Hindu spiritual leader Mata Amritanandamayi is also known to her followers as “Amma,” or “Mother” in the Indian dialect of her native Kerala. Amma’s ministry is hugging people, which she considers a manifestation of her darshana, or divine vision. Through a series of world tours over the past three decades, the rotund guru has embraced more than 36 million people—roughly the same number of people who have seen the Rolling Stones in that time period.

When I had happened to hear that the mystic would be practically in my back yard in a few days, I thought, “What the hell.” As a lapsed Catholic who was struggling to believe in anything, I needed whatever help I could get.

My mother had been diagnosed with a recurrence of cancer that had claimed half of one of her lungs five years earlier. I loved my mother deeply but her frequent brushes with death had left me so exhausted, addled and angry that at times I felt about to spontaneously combust. Continue Reading…

Family, Guest Posts, storytelling

The Day My Mother Left

September 26, 2016
mother

By Kerry Cohen

The day my mother left, I was eleven years old. It was July, 1982. In just a few months I’d be twelve. And then thirteen. And so on. Life would move forward, even though my mother had left me. I could not fathom such a thing then. I would grow up. I would become a teenager, an adult, a wife, a mother, a divorcee. I would become all of these things, even though my mother had left me.

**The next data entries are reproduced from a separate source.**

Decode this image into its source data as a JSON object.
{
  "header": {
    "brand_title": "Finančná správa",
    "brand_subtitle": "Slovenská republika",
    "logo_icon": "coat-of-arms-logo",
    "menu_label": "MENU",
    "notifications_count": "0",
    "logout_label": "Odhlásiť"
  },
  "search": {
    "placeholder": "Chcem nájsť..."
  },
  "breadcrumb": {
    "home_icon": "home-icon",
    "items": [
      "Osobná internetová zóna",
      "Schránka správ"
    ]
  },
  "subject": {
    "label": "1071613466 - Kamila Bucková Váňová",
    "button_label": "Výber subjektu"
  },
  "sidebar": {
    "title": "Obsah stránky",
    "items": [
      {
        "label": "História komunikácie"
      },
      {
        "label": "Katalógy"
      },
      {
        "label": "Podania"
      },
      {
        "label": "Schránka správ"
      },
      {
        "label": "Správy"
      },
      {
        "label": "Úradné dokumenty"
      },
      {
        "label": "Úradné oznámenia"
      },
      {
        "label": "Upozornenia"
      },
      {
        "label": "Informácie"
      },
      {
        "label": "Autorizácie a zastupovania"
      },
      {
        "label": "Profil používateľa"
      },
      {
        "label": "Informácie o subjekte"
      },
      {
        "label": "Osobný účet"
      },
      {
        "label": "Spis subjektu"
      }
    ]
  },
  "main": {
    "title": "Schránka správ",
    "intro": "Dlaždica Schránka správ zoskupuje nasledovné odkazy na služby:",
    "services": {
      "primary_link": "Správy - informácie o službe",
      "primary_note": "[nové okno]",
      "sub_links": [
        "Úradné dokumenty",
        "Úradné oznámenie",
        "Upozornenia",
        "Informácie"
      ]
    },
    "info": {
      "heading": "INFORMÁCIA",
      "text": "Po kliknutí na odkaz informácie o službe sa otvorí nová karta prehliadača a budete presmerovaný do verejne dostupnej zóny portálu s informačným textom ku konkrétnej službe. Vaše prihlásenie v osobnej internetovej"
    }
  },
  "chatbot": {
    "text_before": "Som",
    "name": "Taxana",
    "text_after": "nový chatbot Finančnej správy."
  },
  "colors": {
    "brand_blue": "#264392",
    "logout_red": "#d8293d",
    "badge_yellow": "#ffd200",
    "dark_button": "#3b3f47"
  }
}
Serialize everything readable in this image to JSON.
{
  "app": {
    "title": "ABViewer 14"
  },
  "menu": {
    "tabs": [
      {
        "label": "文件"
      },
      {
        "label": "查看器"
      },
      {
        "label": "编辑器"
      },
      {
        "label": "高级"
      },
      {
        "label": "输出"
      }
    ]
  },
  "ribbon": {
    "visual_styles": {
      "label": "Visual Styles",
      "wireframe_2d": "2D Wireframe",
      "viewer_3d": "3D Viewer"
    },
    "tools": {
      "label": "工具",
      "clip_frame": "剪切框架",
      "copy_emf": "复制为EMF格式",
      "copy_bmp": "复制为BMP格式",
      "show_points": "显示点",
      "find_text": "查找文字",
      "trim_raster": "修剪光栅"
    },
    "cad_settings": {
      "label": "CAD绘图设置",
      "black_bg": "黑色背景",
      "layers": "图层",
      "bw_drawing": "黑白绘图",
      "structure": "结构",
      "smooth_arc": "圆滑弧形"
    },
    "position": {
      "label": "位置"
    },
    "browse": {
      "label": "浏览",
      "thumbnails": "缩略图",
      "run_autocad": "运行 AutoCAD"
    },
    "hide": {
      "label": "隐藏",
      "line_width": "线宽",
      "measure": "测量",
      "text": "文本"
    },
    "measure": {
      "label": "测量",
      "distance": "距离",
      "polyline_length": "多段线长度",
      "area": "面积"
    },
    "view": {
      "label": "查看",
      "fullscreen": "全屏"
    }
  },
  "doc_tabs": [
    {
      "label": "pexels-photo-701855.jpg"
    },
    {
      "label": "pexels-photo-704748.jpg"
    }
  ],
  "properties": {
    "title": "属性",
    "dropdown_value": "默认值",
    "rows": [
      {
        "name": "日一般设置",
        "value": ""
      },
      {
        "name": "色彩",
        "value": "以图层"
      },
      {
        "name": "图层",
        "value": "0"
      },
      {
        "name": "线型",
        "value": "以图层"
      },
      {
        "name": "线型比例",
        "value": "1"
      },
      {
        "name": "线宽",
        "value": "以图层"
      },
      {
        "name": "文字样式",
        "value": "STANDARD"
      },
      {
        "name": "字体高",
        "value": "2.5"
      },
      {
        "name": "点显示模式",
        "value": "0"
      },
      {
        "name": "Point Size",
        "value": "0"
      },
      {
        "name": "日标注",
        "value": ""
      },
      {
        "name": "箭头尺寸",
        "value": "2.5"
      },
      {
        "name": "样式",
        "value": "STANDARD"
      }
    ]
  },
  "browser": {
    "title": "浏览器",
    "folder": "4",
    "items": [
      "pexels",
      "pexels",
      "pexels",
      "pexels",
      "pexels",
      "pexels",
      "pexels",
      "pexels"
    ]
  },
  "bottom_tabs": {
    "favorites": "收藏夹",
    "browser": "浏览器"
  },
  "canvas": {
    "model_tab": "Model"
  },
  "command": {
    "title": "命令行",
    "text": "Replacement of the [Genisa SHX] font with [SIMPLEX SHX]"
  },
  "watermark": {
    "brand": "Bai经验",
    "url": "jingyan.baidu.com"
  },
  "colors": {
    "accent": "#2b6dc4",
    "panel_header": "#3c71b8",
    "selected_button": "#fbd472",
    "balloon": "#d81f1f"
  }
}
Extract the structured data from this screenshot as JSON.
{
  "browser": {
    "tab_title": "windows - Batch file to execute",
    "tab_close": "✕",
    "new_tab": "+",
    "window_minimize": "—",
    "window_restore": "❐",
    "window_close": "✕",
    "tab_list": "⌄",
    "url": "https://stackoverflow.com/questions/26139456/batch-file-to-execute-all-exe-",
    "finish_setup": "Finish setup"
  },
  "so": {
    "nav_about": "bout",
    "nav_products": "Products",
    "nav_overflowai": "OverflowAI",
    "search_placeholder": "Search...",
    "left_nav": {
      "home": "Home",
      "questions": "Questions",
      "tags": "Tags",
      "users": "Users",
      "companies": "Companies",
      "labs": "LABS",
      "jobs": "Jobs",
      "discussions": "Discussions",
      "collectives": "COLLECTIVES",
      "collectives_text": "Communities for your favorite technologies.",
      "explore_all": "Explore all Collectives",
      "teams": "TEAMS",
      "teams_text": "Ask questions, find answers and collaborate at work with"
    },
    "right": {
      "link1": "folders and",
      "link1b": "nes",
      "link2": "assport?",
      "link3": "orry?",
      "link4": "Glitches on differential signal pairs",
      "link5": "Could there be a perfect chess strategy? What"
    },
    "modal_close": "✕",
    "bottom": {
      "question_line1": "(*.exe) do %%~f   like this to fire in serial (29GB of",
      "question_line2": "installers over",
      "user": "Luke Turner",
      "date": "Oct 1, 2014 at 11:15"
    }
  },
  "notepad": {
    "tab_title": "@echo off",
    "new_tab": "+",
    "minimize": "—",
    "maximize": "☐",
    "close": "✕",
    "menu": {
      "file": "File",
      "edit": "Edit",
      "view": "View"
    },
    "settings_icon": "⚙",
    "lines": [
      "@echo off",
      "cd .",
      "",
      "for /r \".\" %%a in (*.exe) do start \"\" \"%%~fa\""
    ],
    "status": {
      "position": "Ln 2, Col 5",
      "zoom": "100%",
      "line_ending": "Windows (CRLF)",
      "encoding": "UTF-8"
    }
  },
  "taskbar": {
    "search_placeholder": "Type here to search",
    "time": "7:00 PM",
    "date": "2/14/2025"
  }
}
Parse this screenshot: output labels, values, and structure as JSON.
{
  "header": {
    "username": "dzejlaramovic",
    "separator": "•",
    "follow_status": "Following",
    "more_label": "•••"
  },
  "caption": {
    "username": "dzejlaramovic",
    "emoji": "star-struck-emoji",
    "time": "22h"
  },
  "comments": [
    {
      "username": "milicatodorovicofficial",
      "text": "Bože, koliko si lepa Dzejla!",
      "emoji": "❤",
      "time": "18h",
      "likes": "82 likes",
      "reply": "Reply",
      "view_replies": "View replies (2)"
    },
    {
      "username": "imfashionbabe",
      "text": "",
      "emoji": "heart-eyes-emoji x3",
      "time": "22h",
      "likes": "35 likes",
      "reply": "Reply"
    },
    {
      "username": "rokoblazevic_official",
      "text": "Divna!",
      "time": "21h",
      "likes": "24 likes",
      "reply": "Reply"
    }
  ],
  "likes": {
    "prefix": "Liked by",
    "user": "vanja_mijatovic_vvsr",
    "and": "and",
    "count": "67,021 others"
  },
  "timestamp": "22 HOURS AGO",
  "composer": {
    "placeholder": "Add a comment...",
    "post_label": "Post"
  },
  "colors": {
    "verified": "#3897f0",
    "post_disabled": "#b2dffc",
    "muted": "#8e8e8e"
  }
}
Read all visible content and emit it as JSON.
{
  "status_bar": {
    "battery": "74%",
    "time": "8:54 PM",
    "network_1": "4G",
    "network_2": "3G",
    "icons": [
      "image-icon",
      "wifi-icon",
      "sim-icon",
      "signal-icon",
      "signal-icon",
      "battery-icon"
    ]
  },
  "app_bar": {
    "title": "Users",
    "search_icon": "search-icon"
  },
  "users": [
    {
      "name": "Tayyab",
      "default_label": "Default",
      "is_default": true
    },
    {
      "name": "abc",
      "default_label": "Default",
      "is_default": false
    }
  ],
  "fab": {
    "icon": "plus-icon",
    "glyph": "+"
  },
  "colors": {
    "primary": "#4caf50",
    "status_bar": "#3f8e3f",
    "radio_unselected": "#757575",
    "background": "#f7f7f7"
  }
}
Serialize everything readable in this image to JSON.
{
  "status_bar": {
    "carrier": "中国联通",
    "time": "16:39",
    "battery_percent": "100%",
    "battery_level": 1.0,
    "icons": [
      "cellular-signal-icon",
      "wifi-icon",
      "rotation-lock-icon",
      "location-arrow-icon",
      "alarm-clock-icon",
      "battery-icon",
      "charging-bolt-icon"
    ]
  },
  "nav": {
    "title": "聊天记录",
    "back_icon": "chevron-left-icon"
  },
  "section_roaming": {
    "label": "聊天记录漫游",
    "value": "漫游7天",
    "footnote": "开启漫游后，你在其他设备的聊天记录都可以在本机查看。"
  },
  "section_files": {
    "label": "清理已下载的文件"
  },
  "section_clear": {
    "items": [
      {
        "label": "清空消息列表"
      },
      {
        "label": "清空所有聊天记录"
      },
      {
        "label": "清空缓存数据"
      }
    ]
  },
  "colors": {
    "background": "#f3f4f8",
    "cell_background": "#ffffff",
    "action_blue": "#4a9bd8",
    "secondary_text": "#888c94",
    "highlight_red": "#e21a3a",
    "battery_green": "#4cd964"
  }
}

A year earlier, my parents had divorced. Their split was ugly and destructive. My father ran first, an expert escapist, and my mother was forced to stay. She spent much of her time crying, sometimes even wailing. Her emotions were like a haze in our large suburban New Jersey house. They were everywhere. I couldn’t duck them. I couldn’t squeeze myself around them. So, instead I held my breath. I made myself invisible. I stayed on the edges, watching my mother’s every move while she did things like lay four tons of bluestone into a cement patio. She played racquetball and took up sailing. She drove us to school, her eyes wild with plans, cut off other drivers, yelled, “Fuck you, too!” when they flipped her off. I was terrified of what she would do next.

She took pre-med courses at Fairleigh Dickinson. Locals called it Fairly Ridiculous, but my mother didn’t find that funny. This was serious business. She was changing her life, no matter the cost. The things she did find funny made her laugh too loudly, too shrieky, too off-time. Continue Reading…